#### INFORMATION SHOWN

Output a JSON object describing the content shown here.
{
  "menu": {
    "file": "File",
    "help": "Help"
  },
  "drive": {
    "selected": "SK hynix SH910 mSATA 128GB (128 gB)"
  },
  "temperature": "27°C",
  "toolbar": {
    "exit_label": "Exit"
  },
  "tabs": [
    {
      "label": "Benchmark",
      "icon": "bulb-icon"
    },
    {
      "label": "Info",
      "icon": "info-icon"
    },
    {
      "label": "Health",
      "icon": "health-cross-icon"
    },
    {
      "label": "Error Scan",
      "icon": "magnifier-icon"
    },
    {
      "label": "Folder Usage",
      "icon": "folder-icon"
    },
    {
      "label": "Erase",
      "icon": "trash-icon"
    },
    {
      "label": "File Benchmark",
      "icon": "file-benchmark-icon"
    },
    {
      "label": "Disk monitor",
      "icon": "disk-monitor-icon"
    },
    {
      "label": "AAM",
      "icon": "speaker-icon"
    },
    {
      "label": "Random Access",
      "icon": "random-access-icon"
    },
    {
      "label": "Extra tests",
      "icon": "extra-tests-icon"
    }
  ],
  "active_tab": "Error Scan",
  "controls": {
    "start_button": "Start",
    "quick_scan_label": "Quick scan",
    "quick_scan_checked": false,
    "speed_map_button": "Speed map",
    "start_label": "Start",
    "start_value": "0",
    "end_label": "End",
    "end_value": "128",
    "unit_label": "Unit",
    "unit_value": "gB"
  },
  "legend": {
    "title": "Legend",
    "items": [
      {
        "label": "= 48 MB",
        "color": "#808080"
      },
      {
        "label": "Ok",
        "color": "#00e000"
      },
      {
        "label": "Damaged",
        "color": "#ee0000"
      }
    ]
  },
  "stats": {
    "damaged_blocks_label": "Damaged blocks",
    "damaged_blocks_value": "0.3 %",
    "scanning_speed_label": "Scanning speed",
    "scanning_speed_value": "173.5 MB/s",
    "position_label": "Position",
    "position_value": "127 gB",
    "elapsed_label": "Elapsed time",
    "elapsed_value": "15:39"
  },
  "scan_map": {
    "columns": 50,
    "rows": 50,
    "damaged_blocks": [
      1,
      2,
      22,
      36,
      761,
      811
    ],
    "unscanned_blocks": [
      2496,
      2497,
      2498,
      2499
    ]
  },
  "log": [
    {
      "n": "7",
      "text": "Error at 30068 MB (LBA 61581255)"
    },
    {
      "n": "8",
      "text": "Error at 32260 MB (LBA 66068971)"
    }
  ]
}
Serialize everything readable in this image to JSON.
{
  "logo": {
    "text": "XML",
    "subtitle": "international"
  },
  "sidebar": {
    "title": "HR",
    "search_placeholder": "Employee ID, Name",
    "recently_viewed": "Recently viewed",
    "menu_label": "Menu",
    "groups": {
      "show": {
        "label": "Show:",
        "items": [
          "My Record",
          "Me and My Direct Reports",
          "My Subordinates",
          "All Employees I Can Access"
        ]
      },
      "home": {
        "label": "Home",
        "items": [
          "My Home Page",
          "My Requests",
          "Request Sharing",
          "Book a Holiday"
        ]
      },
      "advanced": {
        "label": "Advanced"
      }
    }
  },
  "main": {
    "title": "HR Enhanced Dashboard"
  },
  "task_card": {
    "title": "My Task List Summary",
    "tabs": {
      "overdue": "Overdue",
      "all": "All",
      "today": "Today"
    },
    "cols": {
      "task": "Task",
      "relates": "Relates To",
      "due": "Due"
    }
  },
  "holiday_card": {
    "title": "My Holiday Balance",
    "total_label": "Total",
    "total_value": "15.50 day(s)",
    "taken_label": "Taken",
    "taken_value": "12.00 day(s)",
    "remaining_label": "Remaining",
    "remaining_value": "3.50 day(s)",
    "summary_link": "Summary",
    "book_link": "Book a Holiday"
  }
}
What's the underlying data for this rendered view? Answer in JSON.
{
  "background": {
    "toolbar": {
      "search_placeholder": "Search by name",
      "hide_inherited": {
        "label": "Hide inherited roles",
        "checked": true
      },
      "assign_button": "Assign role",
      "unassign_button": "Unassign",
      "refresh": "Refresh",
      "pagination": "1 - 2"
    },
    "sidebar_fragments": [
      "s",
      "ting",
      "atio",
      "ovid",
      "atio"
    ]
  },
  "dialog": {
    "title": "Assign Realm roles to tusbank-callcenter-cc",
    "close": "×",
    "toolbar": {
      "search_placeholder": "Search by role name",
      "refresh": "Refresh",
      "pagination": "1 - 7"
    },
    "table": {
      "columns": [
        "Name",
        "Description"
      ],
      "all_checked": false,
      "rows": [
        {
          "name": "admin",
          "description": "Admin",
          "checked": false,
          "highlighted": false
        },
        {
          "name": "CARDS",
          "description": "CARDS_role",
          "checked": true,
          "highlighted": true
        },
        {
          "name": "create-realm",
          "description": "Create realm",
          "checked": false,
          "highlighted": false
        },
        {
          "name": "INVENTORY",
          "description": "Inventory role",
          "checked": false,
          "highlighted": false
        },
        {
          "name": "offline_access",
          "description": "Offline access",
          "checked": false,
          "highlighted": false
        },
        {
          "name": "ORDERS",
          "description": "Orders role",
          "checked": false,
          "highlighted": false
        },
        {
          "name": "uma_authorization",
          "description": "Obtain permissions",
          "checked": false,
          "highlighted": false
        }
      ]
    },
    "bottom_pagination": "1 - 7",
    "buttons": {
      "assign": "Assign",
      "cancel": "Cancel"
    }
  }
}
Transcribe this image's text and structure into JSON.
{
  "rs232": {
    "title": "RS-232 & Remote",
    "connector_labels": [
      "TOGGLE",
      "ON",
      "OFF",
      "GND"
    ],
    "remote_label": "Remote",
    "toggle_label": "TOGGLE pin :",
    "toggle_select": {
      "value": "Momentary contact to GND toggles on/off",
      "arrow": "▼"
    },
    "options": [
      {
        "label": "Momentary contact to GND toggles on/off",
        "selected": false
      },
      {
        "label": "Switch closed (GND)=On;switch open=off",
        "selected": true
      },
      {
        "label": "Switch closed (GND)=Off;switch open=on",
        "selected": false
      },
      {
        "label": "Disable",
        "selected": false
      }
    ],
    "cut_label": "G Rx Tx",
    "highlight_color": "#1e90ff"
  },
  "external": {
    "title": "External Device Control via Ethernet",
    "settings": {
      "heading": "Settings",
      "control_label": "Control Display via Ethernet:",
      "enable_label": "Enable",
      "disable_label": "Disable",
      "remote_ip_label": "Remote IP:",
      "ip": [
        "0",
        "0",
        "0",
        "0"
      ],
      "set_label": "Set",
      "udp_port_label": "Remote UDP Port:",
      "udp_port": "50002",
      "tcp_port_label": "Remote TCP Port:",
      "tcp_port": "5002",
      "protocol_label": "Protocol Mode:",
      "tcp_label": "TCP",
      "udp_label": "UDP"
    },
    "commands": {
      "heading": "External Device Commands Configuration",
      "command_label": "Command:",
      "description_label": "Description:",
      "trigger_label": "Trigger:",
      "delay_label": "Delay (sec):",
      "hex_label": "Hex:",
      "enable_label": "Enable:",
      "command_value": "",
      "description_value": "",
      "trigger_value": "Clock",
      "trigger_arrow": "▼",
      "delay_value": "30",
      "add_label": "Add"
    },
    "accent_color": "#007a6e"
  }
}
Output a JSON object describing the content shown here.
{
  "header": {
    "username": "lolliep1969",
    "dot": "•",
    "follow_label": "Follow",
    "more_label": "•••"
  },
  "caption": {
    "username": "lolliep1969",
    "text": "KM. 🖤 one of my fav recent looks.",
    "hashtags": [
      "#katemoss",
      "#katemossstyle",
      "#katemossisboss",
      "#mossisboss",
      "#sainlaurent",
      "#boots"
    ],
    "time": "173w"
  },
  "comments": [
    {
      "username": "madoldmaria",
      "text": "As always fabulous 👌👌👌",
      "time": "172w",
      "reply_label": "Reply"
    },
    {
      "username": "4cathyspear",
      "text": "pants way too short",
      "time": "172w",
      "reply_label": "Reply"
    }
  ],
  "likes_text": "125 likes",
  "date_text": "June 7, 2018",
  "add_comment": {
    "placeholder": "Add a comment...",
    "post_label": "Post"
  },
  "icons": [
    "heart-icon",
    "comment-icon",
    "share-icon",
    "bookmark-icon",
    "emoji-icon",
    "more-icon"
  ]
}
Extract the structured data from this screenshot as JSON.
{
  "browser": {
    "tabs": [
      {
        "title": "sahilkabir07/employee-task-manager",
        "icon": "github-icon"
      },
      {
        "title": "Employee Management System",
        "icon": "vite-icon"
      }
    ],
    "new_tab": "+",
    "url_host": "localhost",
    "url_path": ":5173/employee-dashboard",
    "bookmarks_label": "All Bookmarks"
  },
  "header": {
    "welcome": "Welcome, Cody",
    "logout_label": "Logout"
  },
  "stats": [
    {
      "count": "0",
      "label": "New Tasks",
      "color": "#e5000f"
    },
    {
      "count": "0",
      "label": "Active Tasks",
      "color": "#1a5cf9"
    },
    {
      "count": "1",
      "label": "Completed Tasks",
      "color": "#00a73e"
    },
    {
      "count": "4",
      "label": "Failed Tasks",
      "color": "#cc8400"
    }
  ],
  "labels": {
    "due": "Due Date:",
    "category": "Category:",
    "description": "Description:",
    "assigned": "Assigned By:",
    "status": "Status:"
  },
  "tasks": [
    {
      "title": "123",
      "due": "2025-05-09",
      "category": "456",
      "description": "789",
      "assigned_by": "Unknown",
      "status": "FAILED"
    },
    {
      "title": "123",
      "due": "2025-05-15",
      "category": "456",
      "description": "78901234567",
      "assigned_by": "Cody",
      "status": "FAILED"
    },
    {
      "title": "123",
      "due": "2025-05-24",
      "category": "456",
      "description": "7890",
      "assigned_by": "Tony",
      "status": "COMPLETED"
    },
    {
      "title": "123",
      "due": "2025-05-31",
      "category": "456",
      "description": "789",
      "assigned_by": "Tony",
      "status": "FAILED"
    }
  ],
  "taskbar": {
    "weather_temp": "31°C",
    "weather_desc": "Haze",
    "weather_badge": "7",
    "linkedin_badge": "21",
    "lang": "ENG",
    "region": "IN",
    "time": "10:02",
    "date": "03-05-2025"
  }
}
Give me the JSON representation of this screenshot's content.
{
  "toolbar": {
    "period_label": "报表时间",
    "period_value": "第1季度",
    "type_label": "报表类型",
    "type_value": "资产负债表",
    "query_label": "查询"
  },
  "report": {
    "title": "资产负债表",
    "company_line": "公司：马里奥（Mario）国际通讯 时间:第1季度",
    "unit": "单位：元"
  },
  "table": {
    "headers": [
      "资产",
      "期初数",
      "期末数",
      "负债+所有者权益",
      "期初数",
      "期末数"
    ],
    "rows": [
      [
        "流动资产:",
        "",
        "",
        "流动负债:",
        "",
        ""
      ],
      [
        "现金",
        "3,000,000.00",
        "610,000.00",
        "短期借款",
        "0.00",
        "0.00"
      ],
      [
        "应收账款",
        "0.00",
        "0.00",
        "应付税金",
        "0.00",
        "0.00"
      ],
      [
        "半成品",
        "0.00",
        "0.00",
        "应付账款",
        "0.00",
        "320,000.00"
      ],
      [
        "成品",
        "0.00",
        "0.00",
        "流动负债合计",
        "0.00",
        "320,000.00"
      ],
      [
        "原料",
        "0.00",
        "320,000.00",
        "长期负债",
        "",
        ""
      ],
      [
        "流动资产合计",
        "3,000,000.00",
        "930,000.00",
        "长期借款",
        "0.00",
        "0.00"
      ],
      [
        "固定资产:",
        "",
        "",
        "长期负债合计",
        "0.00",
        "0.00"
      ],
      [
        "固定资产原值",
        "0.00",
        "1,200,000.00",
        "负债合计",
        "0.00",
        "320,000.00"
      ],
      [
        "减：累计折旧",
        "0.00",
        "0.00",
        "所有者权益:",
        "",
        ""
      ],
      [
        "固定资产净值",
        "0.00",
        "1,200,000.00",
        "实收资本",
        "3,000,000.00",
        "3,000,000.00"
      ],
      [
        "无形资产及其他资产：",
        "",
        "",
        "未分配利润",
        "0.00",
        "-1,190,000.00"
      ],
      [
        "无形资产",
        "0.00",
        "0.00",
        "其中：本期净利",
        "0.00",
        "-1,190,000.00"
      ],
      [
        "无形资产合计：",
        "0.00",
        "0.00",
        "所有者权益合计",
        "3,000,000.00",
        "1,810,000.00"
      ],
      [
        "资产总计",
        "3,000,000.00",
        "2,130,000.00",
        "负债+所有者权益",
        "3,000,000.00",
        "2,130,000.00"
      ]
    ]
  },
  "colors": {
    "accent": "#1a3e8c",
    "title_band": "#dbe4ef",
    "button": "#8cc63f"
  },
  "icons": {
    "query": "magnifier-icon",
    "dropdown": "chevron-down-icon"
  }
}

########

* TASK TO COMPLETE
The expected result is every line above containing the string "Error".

* FINISHED TASK
      "label": "Error Scan",
  "active_tab": "Error Scan",
      "text": "Error at 30068 MB (LBA 61581255)"
      "text": "Error at 32260 MB (LBA 66068971)"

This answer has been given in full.